Increasing Solar Energy Awareness in Kenya
Kenya is among the African countries that continue to lag behind when it comes to growth in solar energy. This is despite the fact that Africa in general has the best solar resource in the world. Kenya has immense energy challenges especially in the rural areas, characterized by low rates of access to electricity, lack of reliable transmission and frequent blackouts. Solar energy is therefore a means to provide the country with an opportunity to address these challenges.
Kenya, like her neighbours, enjoys a favorable location at the equator which allows it lengthy and constant daylight hours all year round and panels need daylight to work, not necessarily sunlight. Which raises the question, ‘What is holding the solar energy sector back?’ The answer would point to inadequate government support which precludes serious investment in the sector and lack of consumer education. Our rural population still rely heavily on kerosene for lighting and firewood for cooking of which solar energy is a great alternative they can use instead.
A number of plans have been developed that seek to prepare Kenya’s future energy needs. Such plans, like the “Least Cost Power Development Plan” are brilliant. The ideas they contain are progressive and quite innovative. However, they usually fall short when it comes to solar energy. They never dwell much on it, making it the forgotten child of renewable energy in Kenya.
China has a bigger solar energy capacity than any other country in the world. One of the ways China was able to soar to such great heights, was through government incentives. Our government can learn from this and be more dynamic in supporting investments in solar energy. They can ensure incentives such as tax exemption, speedy approval processes and suitable regulations are available to interested parties and provide a framework for private sector investment.
Consumer education and engagement is essential in creating awareness and promoting solar energy usage by Kenyans. Solar companies in collaboration with the government can aid in communicating the benefits and the staggering cost reductions which have been achieved by the solar industry.

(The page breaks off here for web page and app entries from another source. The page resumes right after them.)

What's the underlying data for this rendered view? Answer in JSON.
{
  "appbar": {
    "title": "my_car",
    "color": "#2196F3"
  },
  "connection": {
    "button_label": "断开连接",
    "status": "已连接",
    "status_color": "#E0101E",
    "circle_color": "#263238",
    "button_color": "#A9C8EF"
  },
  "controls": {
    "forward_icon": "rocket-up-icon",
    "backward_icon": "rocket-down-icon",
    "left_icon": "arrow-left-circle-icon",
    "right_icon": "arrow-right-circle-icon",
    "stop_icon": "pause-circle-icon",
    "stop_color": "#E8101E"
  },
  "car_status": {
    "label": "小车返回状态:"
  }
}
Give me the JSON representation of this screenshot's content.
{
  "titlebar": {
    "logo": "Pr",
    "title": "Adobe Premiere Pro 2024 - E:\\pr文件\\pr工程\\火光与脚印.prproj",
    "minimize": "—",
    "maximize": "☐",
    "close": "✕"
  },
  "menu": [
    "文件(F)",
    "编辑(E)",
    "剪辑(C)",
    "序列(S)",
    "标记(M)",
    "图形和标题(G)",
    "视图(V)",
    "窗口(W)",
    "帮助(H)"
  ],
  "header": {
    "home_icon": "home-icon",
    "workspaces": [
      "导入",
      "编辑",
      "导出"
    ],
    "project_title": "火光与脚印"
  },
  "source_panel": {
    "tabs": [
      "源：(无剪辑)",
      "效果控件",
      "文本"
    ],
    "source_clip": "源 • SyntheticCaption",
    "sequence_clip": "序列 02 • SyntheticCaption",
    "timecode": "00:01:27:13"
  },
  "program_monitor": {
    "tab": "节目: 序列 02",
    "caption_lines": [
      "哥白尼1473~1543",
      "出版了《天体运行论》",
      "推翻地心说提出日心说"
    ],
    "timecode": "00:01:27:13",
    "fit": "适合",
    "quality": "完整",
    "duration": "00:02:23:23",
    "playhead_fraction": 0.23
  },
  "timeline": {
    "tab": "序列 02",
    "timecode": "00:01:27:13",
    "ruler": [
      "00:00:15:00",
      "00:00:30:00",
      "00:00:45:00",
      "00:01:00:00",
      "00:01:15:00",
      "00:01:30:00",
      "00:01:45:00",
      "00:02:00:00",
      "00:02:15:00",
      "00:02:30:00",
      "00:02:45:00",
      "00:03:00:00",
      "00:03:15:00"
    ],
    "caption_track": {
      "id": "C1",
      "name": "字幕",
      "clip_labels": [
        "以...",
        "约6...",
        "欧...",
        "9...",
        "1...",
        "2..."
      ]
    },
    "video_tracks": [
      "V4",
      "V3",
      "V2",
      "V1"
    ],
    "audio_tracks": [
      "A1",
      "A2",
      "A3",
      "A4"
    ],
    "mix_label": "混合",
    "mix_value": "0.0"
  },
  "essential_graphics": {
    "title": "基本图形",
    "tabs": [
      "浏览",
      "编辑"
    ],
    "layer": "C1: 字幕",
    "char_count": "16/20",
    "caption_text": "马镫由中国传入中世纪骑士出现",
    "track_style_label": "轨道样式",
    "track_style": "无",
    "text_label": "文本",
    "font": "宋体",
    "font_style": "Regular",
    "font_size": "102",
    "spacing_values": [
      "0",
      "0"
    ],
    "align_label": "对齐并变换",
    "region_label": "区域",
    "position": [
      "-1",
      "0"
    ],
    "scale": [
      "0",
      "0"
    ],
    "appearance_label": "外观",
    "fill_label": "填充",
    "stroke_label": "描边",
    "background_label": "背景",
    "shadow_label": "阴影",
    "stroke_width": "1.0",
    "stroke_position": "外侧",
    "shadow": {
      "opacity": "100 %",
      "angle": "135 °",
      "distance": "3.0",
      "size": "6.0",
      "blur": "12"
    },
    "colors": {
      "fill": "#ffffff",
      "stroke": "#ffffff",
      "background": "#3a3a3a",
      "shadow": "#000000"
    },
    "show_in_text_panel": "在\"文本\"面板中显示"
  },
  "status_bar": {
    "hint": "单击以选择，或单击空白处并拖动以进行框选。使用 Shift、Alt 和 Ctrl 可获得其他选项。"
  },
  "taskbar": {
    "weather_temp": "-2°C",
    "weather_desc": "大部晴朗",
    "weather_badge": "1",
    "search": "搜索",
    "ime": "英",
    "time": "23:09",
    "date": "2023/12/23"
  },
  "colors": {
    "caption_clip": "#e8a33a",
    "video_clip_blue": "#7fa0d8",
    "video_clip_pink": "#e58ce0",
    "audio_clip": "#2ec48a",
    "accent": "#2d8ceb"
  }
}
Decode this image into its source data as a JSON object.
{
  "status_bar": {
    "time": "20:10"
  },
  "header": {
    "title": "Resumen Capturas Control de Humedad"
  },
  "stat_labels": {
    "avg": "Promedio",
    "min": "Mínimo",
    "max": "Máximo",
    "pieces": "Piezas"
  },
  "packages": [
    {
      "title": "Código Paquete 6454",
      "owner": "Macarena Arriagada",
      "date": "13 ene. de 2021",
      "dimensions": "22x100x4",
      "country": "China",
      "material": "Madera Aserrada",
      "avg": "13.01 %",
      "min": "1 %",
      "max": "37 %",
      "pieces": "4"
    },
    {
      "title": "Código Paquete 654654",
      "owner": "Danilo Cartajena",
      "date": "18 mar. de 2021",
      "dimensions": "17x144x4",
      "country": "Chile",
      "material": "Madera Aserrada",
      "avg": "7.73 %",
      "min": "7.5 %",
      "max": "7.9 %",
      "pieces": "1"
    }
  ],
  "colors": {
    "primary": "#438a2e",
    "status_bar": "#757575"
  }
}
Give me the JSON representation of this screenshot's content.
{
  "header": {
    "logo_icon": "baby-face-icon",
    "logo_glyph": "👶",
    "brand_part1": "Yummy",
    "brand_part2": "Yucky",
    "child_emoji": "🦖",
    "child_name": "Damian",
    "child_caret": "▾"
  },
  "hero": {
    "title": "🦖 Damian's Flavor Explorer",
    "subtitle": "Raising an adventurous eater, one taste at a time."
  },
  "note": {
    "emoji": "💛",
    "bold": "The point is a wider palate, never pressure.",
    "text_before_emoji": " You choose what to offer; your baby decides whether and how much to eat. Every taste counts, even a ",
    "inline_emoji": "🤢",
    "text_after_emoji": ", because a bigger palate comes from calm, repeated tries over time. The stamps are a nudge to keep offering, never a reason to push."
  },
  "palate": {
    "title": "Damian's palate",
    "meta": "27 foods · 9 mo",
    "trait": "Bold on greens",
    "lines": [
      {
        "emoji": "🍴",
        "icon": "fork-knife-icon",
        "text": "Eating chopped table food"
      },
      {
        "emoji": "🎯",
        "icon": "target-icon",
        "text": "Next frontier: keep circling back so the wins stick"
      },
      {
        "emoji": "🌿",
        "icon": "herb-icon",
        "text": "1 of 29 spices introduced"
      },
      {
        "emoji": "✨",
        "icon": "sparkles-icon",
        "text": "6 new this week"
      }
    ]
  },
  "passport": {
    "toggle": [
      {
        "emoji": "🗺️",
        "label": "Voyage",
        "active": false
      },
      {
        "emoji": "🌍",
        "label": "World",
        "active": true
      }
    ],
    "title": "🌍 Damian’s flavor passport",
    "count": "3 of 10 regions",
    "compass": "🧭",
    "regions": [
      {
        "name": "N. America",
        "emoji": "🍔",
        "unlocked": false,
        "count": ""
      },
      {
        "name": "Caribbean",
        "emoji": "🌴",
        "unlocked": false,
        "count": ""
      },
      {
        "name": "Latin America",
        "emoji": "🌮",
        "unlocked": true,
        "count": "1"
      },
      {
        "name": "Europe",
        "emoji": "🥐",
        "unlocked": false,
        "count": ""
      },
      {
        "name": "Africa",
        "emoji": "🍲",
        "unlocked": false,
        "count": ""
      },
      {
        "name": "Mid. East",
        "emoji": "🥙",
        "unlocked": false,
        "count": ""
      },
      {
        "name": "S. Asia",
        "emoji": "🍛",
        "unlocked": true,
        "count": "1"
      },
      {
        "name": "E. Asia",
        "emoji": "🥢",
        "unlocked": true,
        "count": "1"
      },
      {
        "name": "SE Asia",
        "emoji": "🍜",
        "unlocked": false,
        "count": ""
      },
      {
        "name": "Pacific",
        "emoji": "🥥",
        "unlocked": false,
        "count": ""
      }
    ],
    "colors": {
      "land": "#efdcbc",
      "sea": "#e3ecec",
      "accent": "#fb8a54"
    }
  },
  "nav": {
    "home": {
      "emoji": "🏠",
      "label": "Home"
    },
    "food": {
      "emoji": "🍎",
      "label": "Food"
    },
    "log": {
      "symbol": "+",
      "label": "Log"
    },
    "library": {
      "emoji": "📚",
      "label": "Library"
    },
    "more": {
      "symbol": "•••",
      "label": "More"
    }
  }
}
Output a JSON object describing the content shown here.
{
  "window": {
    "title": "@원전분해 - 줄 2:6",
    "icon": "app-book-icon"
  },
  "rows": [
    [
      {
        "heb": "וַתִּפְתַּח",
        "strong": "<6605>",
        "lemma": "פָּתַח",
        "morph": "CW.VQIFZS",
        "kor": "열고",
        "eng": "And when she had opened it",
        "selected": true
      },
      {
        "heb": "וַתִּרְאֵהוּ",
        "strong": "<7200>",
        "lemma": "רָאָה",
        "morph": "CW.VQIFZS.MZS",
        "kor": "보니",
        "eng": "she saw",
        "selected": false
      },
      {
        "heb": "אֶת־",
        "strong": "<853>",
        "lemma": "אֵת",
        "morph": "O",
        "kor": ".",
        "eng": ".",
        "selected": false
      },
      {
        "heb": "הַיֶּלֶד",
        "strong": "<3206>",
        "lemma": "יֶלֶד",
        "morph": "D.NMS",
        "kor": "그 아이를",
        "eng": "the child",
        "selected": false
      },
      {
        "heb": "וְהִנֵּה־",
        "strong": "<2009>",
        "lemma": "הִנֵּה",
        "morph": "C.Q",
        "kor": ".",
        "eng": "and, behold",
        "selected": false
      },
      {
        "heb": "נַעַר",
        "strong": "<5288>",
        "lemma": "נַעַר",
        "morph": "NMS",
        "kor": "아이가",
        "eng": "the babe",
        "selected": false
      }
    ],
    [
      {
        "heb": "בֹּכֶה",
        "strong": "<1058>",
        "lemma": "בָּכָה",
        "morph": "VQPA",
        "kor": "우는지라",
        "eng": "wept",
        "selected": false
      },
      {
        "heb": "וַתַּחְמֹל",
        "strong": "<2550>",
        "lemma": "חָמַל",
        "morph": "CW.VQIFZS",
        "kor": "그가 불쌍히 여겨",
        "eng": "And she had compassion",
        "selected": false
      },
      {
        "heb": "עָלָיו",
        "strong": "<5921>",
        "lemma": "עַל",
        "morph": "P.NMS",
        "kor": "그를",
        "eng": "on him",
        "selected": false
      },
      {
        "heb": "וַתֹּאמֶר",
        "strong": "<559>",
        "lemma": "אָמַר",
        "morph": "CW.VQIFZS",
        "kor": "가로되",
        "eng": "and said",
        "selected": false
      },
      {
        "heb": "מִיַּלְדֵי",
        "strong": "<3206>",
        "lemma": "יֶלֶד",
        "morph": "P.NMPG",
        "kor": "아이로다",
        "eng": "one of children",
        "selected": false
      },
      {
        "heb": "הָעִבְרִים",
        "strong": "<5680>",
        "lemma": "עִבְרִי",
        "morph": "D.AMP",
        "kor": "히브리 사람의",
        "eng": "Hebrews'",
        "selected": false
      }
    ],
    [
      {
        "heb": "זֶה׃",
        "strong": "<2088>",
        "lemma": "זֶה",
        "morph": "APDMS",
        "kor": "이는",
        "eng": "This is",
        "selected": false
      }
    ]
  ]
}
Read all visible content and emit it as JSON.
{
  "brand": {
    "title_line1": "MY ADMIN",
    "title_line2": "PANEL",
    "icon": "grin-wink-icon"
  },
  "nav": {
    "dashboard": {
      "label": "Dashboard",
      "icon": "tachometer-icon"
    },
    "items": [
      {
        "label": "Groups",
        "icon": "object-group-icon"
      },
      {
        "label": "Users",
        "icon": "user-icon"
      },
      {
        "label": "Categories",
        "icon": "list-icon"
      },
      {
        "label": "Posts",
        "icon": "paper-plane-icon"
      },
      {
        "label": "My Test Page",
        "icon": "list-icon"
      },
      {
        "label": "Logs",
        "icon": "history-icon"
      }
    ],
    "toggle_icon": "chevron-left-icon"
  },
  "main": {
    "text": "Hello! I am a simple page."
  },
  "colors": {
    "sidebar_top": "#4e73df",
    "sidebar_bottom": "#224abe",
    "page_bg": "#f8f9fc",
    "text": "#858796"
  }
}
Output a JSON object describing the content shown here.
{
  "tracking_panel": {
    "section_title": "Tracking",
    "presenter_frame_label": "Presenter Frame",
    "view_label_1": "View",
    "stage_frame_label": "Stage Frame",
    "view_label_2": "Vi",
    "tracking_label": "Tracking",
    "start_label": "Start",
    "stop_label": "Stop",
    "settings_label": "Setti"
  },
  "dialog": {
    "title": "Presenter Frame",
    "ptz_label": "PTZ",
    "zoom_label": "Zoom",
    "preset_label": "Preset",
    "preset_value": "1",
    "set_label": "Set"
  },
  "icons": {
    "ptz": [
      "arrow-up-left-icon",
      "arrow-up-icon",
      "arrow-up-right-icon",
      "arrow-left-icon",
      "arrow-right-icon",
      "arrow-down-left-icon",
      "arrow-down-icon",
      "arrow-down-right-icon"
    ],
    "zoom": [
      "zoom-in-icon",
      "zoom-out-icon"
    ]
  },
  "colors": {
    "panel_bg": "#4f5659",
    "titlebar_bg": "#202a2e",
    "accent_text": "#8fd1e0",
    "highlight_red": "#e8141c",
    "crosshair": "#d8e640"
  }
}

They can showcase how Kenyan farms, factories, offices and shops that have installed solar power are benefiting from clean and cheap energy.
One example of consumer engagement that can be emulated is the National Community Solar Partnership in the US. This partnership is aimed at expanding affordable community-solar access to every American by 2025. It is designed to empower government entities, nonprofits, businesses and stakeholders to implement affordable solar models that meet the needs of their communities. The partnership has paved way for the provision of technical assistance, tools and information to low-and moderate-income individuals and businesses in the US.
Another example is Napenda Solar Community, an initiative by Debs and Thiemo, the directors and founders of Africa Expedition Support. Based in Kajiado County, they have been advent solar power users and advocates for years. Through Africa Expedition Support they offer tourists, schools and university groups a unique solar power workshop where they learn about solar power. They learn how to design, build and install a solar power system in a poor rural community.
Such initiatives can be used to engage local communities, government agencies and even churches in carrying out community projects like solar street lighting, solar powered water pumps and lighting schools. In Uganda PV (Photovoltaic) technology and other renewable energy resources were inserted into the primary and secondary school syllabus as part of a school campaign to increase PV penetration.
The Kenyan government can pursue solar energy courageously and innovatively by bringing the society on board while coordinating effectively with stakeholders.